It’s a question that has been on the mind of every Malibu motorist since the summer began: When will we see the opening of that long-awaited, temporary third lane on PCH? The answer is — we won’t.
With many residents ready to blow their gaskets, the second question is: How long will we be down to just two lanes?
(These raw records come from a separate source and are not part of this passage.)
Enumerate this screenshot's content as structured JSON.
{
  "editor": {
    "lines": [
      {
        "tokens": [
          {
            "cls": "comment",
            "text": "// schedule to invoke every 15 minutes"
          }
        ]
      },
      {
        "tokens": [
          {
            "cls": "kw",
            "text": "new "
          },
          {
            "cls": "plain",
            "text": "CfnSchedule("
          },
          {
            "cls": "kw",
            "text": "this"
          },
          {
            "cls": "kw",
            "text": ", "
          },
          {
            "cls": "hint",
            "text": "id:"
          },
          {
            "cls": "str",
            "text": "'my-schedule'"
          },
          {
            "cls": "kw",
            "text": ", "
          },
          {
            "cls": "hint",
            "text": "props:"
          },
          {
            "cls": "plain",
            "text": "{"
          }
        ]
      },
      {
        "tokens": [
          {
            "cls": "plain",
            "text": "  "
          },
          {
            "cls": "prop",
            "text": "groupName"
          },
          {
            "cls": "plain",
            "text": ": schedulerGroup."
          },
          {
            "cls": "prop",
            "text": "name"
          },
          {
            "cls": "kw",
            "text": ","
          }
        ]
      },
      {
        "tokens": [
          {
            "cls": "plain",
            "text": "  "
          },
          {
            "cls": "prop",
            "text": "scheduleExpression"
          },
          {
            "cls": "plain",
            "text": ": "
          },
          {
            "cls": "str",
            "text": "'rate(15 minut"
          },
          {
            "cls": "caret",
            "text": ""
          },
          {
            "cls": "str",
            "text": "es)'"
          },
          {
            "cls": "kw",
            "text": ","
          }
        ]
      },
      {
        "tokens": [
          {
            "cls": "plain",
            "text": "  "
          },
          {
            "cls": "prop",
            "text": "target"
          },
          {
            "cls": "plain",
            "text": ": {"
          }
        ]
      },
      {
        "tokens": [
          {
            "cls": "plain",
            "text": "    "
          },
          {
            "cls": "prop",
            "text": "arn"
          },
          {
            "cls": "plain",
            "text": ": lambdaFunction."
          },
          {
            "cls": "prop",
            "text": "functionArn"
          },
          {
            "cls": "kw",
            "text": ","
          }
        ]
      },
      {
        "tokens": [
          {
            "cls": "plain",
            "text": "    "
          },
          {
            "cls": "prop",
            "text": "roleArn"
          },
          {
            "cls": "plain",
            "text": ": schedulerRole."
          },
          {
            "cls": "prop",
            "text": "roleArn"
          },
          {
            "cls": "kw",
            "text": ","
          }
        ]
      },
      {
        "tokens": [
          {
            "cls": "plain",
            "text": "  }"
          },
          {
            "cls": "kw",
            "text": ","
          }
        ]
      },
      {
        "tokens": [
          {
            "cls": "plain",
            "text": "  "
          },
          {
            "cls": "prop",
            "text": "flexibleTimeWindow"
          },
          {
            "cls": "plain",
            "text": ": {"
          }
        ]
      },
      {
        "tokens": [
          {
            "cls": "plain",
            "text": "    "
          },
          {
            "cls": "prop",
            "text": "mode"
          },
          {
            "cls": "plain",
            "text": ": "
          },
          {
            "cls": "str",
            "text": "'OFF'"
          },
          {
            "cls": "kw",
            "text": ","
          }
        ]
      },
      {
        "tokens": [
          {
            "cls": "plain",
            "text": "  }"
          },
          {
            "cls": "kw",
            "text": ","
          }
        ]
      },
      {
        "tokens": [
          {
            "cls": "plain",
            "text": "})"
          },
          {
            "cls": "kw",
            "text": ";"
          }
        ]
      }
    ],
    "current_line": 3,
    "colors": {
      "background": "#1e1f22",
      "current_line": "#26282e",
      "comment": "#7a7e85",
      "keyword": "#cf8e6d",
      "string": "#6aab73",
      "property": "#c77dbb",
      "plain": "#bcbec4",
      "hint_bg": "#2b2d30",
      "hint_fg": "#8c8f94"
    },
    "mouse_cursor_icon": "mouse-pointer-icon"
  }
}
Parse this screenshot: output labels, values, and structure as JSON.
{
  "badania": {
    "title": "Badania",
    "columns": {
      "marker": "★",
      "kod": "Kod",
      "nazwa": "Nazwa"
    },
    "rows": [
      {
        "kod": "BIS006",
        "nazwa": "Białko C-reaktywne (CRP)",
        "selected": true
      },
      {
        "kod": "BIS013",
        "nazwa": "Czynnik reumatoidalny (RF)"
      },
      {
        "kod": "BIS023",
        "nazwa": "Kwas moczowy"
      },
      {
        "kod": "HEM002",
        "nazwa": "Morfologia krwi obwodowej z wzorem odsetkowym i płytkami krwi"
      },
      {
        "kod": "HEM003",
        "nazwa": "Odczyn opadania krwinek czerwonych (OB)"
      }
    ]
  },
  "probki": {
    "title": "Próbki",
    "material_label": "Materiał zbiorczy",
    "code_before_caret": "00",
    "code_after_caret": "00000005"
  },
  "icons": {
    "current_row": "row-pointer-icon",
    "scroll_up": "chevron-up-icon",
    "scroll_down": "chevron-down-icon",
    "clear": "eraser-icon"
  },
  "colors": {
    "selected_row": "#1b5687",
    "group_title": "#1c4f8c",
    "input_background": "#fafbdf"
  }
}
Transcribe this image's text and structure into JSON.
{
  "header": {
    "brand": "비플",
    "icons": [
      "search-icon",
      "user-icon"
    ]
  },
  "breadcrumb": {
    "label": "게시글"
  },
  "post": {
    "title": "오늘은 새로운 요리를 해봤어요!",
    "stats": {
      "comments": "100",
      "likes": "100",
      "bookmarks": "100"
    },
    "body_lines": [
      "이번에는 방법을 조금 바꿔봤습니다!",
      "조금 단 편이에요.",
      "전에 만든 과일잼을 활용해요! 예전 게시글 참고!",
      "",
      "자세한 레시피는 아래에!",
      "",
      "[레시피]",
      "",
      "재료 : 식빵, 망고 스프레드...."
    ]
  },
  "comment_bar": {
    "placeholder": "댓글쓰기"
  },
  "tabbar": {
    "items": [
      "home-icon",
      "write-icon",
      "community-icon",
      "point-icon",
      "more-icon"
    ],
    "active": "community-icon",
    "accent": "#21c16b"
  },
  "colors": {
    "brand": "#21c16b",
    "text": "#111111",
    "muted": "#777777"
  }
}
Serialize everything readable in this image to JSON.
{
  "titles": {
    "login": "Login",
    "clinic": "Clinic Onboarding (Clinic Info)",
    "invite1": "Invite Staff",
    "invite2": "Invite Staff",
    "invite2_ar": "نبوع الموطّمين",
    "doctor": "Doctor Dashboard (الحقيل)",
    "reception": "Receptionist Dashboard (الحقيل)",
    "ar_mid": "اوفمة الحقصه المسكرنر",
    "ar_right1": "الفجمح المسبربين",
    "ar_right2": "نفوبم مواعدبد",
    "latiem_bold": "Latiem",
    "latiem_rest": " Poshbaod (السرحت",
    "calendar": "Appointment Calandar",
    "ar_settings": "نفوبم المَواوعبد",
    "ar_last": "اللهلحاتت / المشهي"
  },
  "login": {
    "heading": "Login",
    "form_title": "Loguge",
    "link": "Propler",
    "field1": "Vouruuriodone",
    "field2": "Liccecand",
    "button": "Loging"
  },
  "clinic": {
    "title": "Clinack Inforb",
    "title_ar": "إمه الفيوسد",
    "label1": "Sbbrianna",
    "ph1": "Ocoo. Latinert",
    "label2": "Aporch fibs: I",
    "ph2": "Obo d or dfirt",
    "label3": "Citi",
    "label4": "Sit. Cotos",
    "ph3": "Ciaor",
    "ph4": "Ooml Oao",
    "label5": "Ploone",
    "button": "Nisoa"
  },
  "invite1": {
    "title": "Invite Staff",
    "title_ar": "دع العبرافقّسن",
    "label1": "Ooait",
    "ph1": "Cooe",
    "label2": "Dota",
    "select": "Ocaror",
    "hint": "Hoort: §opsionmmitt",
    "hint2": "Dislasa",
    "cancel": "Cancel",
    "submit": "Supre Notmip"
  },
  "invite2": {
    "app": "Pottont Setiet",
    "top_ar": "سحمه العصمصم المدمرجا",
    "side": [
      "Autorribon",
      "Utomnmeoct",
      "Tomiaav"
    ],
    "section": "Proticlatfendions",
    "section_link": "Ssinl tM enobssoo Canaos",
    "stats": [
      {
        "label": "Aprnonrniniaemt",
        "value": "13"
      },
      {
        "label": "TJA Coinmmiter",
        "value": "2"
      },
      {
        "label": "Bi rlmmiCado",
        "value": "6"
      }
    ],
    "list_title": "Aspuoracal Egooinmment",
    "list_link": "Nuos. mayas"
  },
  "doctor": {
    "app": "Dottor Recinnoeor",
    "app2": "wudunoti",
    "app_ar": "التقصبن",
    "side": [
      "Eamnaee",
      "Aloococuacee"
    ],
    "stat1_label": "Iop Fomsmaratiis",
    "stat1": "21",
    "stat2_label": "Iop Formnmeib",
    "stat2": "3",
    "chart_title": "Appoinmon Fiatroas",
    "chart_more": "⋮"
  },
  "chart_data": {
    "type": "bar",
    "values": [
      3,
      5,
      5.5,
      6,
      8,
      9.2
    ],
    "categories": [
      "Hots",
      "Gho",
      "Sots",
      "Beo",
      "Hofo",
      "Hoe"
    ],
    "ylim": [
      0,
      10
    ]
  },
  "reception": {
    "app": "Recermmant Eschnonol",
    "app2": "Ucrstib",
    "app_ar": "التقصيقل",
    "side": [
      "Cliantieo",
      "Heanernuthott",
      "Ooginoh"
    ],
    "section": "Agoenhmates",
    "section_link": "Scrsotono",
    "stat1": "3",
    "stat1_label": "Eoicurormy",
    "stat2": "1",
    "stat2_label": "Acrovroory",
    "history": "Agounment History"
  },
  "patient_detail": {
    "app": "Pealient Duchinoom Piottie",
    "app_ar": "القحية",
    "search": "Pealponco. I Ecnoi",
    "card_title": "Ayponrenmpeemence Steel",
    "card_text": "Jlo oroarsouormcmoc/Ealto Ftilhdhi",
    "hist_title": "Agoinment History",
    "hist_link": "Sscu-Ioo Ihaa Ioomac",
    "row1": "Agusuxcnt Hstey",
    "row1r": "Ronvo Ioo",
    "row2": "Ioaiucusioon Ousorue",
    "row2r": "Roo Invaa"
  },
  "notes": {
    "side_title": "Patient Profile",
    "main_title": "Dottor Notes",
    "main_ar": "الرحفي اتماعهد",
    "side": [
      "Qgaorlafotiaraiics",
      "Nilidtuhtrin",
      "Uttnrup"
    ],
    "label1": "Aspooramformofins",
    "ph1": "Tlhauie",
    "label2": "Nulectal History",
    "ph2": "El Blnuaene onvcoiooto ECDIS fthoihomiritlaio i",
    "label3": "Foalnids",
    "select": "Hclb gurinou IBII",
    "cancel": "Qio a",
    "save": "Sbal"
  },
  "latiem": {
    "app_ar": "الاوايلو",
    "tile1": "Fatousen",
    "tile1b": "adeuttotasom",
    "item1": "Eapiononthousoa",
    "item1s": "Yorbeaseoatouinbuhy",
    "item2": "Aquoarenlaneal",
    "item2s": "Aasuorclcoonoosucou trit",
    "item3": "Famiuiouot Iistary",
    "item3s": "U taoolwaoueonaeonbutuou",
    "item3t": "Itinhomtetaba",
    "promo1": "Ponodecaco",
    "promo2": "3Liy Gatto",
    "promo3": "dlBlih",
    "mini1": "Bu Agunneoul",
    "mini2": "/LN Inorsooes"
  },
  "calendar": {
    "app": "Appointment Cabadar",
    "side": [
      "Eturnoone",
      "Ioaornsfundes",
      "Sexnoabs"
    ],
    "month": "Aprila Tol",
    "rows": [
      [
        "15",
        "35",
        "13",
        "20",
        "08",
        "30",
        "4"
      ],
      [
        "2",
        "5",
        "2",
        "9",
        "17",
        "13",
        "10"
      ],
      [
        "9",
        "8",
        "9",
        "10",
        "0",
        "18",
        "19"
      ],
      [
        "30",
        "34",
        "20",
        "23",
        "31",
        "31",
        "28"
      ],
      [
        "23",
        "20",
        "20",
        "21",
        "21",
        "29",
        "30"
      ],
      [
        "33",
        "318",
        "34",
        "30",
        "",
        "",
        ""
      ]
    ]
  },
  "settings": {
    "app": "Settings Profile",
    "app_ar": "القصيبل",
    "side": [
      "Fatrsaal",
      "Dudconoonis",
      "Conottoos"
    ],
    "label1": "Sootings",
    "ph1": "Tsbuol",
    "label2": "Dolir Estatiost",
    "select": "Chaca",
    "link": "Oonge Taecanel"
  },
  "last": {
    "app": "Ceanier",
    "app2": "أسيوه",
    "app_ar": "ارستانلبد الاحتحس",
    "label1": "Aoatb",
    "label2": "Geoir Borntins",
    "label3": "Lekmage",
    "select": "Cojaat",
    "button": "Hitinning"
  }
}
That answer — a lot longer than expected, possibly into next year.
Caltrans has nixed the idea of adding an additional lane to accommodate rush-hour traffic, citing further delays in its hillside grading project at Las Flores. “It’s pretty much a definite decision,” says Caltrans spokeswoman Margie Tiritilli. “What we’re trying to do is get the work done as quickly as possible.”
Said City Manager Harry Peacock, “The downside of opening a third lane is slowing down the project in the rainy season.”
In addition to restricting the work space for construction crews and their equipment, reconfiguration to accommodate a third lane could prove potentially dangerous. “It’s a matter of safety,” explained Assistant Resident Engineer Edmond Matevosian. “We cannot remove those sea trains [cargo containers] until the majority of the dirt is gone.”
Caltrans says the work has reached the halfway mark, with approximately 173,000 cubic yards of dirt cleared as of last week and another 170,000 cubic yards yet to go. Even so, removing all the dirt and debris is only part of the project. The area will have to be given proper drainage, as well as erosion control. Plans for a pair of concrete retaining walls have yet to be finalized.
Even though the work continues daily, a completion date could be months away. Everything from a rough patch of terrain to an afternoon rain shower could postpone the project. For that reason, there are no easy estimates. “Optimistically,” says Matevosian, “end of December — optimistically. Realistically — mid-February.”
The assistant engineer, however, did have some good news to report. According to soil testers and engineering assessments, the hillside has stabilized. One bluff-top property, it appears, will also be spared. There had been some discussion about the removal of another home on Sierks Way and the purchase of an adjacent vacant lot, but that may not be necessary. “They’ll stay,” he said. Two homes that were coming close to the point of collapse were purchased and demolished by Caltrans earlier this year.
Mammoth traffic jams, meantime, have become as familiar to Malibu as the dolphins and the high tide. On Sunday afternoon, campers and convertibles, motorcycles and MTA buses spent another day idling in the summer sun. The squeeze after Big Rock created a standstill that stretched back to Topanga, and there seems to be no end in sight. With luck and cooperation from Mother Nature, it could be over by the end of the year. Without luck and cooperation, we could be inching toward the millennium on a very rocky road.